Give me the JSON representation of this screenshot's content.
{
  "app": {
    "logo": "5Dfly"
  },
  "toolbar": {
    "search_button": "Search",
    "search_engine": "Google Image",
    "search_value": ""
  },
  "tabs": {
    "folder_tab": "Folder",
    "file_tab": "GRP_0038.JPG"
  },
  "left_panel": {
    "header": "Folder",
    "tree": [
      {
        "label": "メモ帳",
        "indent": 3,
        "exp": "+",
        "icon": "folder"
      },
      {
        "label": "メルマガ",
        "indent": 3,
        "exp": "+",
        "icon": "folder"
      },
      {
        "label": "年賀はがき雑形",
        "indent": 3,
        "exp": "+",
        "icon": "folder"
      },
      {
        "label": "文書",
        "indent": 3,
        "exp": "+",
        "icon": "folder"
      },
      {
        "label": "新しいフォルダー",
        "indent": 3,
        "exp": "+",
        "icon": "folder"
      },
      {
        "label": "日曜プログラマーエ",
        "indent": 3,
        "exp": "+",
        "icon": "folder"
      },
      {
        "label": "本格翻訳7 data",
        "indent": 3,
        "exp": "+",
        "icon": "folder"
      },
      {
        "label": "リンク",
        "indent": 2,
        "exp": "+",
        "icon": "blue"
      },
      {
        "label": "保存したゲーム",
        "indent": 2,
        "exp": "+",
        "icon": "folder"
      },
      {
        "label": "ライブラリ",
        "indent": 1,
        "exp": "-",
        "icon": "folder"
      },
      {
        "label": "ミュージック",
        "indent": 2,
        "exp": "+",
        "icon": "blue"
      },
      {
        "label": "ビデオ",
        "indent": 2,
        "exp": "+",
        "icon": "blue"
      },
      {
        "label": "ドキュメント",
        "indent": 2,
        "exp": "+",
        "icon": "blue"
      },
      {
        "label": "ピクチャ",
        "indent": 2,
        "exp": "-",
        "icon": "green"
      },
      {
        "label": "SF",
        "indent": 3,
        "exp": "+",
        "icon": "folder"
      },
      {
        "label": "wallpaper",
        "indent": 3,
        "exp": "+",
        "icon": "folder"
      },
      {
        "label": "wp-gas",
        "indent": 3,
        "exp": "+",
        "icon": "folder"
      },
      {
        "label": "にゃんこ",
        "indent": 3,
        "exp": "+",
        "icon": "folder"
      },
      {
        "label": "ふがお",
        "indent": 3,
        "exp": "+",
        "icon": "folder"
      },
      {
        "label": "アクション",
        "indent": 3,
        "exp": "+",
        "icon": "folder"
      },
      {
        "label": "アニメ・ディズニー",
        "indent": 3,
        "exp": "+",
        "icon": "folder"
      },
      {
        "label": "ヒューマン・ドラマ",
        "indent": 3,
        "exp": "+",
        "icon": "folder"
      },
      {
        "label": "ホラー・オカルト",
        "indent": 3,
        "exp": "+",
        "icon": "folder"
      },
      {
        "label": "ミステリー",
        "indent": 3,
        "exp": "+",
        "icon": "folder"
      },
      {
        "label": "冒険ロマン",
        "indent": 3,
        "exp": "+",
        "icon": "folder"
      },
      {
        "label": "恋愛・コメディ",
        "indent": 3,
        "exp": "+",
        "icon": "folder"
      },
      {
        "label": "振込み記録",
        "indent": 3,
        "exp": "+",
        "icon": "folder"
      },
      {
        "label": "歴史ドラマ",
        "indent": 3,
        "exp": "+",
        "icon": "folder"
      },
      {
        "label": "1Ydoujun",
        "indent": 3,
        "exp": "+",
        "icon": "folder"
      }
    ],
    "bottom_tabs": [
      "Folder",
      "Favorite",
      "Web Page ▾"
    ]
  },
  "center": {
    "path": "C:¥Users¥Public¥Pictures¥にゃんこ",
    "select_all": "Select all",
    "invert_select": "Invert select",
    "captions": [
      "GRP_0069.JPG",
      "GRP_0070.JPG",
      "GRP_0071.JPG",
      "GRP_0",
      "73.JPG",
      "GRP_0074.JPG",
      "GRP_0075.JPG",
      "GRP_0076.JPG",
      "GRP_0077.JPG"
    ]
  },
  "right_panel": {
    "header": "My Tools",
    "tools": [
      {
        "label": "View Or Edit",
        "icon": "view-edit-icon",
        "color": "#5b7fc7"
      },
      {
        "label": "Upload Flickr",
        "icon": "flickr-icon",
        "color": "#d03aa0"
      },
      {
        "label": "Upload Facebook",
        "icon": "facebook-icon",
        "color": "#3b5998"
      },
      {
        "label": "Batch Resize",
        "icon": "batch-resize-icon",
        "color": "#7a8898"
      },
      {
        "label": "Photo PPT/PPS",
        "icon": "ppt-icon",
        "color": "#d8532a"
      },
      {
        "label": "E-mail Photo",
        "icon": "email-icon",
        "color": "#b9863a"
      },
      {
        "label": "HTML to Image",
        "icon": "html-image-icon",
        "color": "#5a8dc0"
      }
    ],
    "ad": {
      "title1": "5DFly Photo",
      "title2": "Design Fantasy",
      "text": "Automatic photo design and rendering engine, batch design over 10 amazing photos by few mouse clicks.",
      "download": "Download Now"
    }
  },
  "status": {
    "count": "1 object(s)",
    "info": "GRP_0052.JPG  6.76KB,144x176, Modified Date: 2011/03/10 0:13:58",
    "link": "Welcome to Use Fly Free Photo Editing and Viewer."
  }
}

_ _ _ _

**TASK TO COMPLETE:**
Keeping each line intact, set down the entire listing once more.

**ANSWER SPACE:**
Give me the JSON representation of this screenshot's content.
{
  "app": {
    "logo": "5Dfly"
  },
  "toolbar": {
    "search_button": "Search",
    "search_engine": "Google Image",
    "search_value": ""
  },
  "tabs": {
    "folder_tab": "Folder",
    "file_tab": "GRP_0038.JPG"
  },
  "left_panel": {
    "header": "Folder",
    "tree": [
      {
        "label": "メモ帳",
        "indent": 3,
        "exp": "+",
        "icon": "folder"
      },
      {
        "label": "メルマガ",
        "indent": 3,
        "exp": "+",
        "icon": "folder"
      },
      {
        "label": "年賀はがき雑形",
        "indent": 3,
        "exp": "+",
        "icon": "folder"
      },
      {
        "label": "文書",
        "indent": 3,
        "exp": "+",
        "icon": "folder"
      },
      {
        "label": "新しいフォルダー",
        "indent": 3,
        "exp": "+",
        "icon": "folder"
      },
      {
        "label": "日曜プログラマーエ",
        "indent": 3,
        "exp": "+",
        "icon": "folder"
      },
      {
        "label": "本格翻訳7 data",
        "indent": 3,
        "exp": "+",
        "icon": "folder"
      },
      {
        "label": "リンク",
        "indent": 2,
        "exp": "+",
        "icon": "blue"
      },
      {
        "label": "保存したゲーム",
        "indent": 2,
        "exp": "+",
        "icon": "folder"
      },
      {
        "label": "ライブラリ",
        "indent": 1,
        "exp": "-",
        "icon": "folder"
      },
      {
        "label": "ミュージック",
        "indent": 2,
        "exp": "+",
        "icon": "blue"
      },
      {
        "label": "ビデオ",
        "indent": 2,
        "exp": "+",
        "icon": "blue"
      },
      {
        "label": "ドキュメント",
        "indent": 2,
        "exp": "+",
        "icon": "blue"
      },
      {
        "label": "ピクチャ",
        "indent": 2,
        "exp": "-",
        "icon": "green"
      },
      {
        "label": "SF",
        "indent": 3,
        "exp": "+",
        "icon": "folder"
      },
      {
        "label": "wallpaper",
        "indent": 3,
        "exp": "+",
        "icon": "folder"
      },
      {
        "label": "wp-gas",
        "indent": 3,
        "exp": "+",
        "icon": "folder"
      },
      {
        "label": "にゃんこ",
        "indent": 3,
        "exp": "+",
        "icon": "folder"
      },
      {
        "label": "ふがお",
        "indent": 3,
        "exp": "+",
        "icon": "folder"
      },
      {
        "label": "アクション",
        "indent": 3,
        "exp": "+",
        "icon": "folder"
      },
      {
        "label": "アニメ・ディズニー",
        "indent": 3,
        "exp": "+",
        "icon": "folder"
      },
      {
        "label": "ヒューマン・ドラマ",
        "indent": 3,
        "exp": "+",
        "icon": "folder"
      },
      {
        "label": "ホラー・オカルト",
        "indent": 3,
        "exp": "+",
        "icon": "folder"
      },
      {
        "label": "ミステリー",
        "indent": 3,
        "exp": "+",
        "icon": "folder"
      },
      {
        "label": "冒険ロマン",
        "indent": 3,
        "exp": "+",
        "icon": "folder"
      },
      {
        "label": "恋愛・コメディ",
        "indent": 3,
        "exp": "+",
        "icon": "folder"
      },
      {
        "label": "振込み記録",
        "indent": 3,
        "exp": "+",
        "icon": "folder"
      },
      {
        "label": "歴史ドラマ",
        "indent": 3,
        "exp": "+",
        "icon": "folder"
      },
      {
        "label": "1Ydoujun",
        "indent": 3,
        "exp": "+",
        "icon": "folder"
      }
    ],
    "bottom_tabs": [
      "Folder",
      "Favorite",
      "Web Page ▾"
    ]
  },
  "center": {
    "path": "C:¥Users¥Public¥Pictures¥にゃんこ",
    "select_all": "Select all",
    "invert_select": "Invert select",
    "captions": [
      "GRP_0069.JPG",
      "GRP_0070.JPG",
      "GRP_0071.JPG",
      "GRP_0",
      "73.JPG",
      "GRP_0074.JPG",
      "GRP_0075.JPG",
      "GRP_0076.JPG",
      "GRP_0077.JPG"
    ]
  },
  "right_panel": {
    "header": "My Tools",
    "tools": [
      {
        "label": "View Or Edit",
        "icon": "view-edit-icon",
        "color": "#5b7fc7"
      },
      {
        "label": "Upload Flickr",
        "icon": "flickr-icon",
        "color": "#d03aa0"
      },
      {
        "label": "Upload Facebook",
        "icon": "facebook-icon",
        "color": "#3b5998"
      },
      {
        "label": "Batch Resize",
        "icon": "batch-resize-icon",
        "color": "#7a8898"
      },
      {
        "label": "Photo PPT/PPS",
        "icon": "ppt-icon",
        "color": "#d8532a"
      },
      {
        "label": "E-mail Photo",
        "icon": "email-icon",
        "color": "#b9863a"
      },
      {
        "label": "HTML to Image",
        "icon": "html-image-icon",
        "color": "#5a8dc0"
      }
    ],
    "ad": {
      "title1": "5DFly Photo",
      "title2": "Design Fantasy",
      "text": "Automatic photo design and rendering engine, batch design over 10 amazing photos by few mouse clicks.",
      "download": "Download Now"
    }
  },
  "status": {
    "count": "1 object(s)",
    "info": "GRP_0052.JPG  6.76KB,144x176, Modified Date: 2011/03/10 0:13:58",
    "link": "Welcome to Use Fly Free Photo Editing and Viewer."
  }
}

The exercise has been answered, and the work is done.